START Input data

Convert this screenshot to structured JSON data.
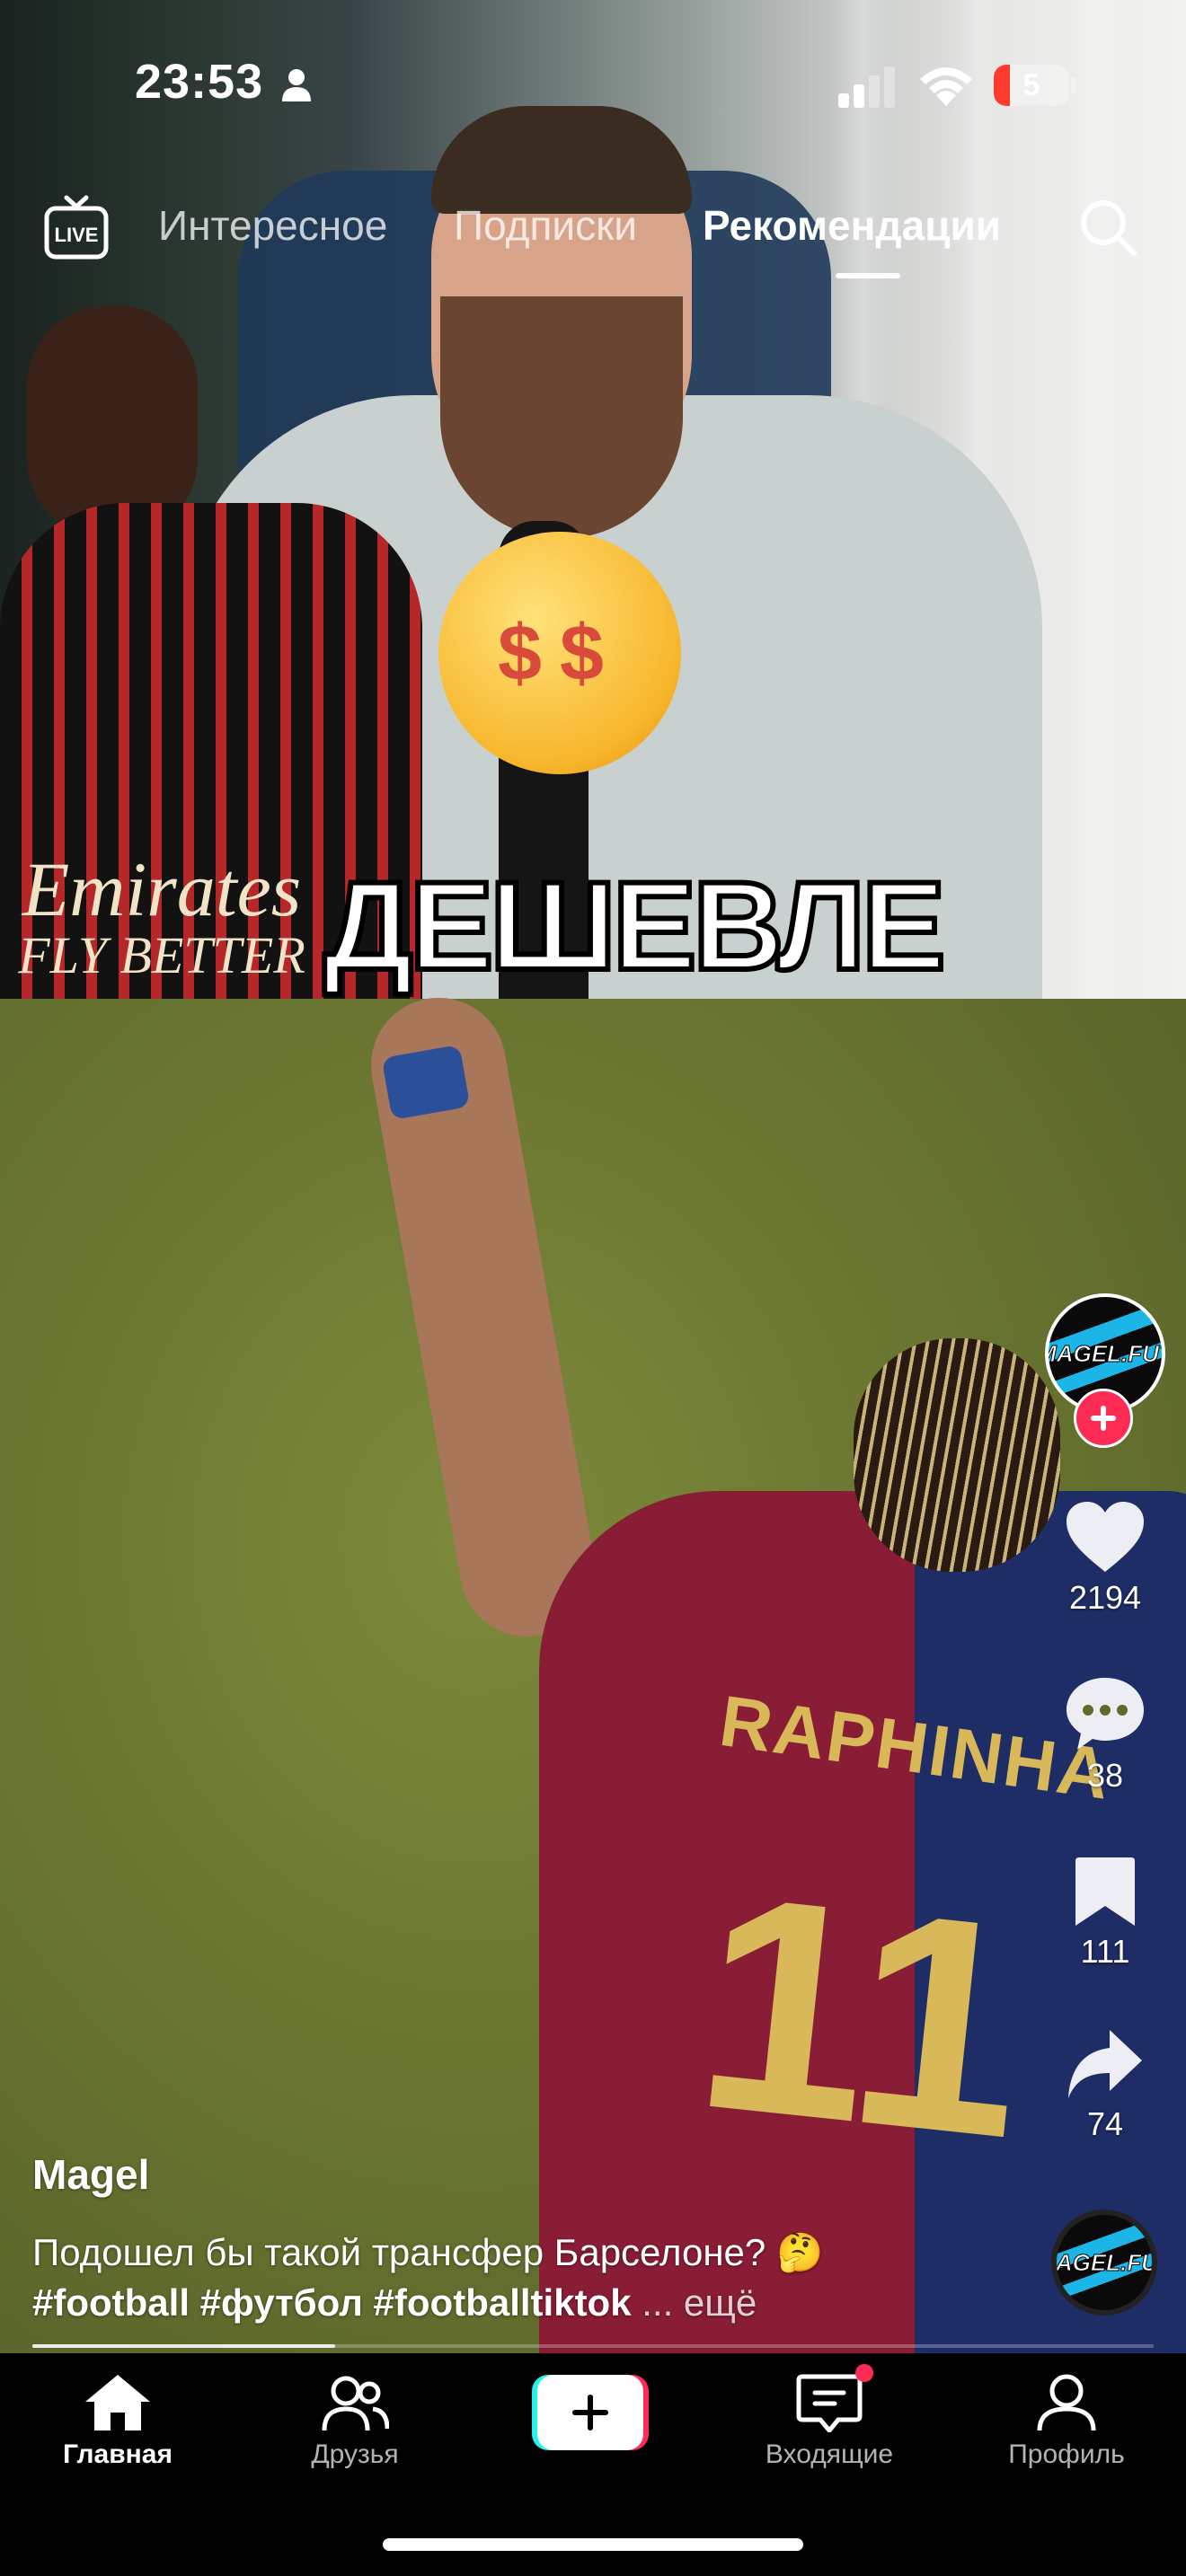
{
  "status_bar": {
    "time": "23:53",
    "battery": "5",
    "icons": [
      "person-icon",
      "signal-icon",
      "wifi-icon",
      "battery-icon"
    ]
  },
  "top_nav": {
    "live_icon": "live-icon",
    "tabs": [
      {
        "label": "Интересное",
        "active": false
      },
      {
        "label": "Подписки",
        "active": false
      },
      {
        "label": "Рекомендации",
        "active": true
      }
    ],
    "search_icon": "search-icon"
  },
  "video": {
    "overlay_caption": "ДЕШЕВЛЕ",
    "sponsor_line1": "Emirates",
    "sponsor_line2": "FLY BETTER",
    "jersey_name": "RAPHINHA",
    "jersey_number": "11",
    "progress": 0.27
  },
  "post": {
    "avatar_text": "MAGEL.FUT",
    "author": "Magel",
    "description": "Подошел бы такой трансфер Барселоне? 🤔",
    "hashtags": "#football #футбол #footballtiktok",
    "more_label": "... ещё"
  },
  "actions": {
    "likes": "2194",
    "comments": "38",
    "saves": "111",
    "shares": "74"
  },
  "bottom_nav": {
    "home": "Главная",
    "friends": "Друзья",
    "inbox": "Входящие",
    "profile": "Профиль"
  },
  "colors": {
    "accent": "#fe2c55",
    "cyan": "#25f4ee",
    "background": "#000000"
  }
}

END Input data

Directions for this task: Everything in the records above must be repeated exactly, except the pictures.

Finished exercise:
Convert this screenshot to structured JSON data.
{
  "status_bar": {
    "time": "23:53",
    "battery": "5",
    "icons": [
      "person-icon",
      "signal-icon",
      "wifi-icon",
      "battery-icon"
    ]
  },
  "top_nav": {
    "live_icon": "live-icon",
    "tabs": [
      {
        "label": "Интересное",
        "active": false
      },
      {
        "label": "Подписки",
        "active": false
      },
      {
        "label": "Рекомендации",
        "active": true
      }
    ],
    "search_icon": "search-icon"
  },
  "video": {
    "overlay_caption": "ДЕШЕВЛЕ",
    "sponsor_line1": "Emirates",
    "sponsor_line2": "FLY BETTER",
    "jersey_name": "RAPHINHA",
    "jersey_number": "11",
    "progress": 0.27
  },
  "post": {
    "avatar_text": "MAGEL.FUT",
    "author": "Magel",
    "description": "Подошел бы такой трансфер Барселоне? 🤔",
    "hashtags": "#football #футбол #footballtiktok",
    "more_label": "... ещё"
  },
  "actions": {
    "likes": "2194",
    "comments": "38",
    "saves": "111",
    "shares": "74"
  },
  "bottom_nav": {
    "home": "Главная",
    "friends": "Друзья",
    "inbox": "Входящие",
    "profile": "Профиль"
  },
  "colors": {
    "accent": "#fe2c55",
    "cyan": "#25f4ee",
    "background": "#000000"
  }
}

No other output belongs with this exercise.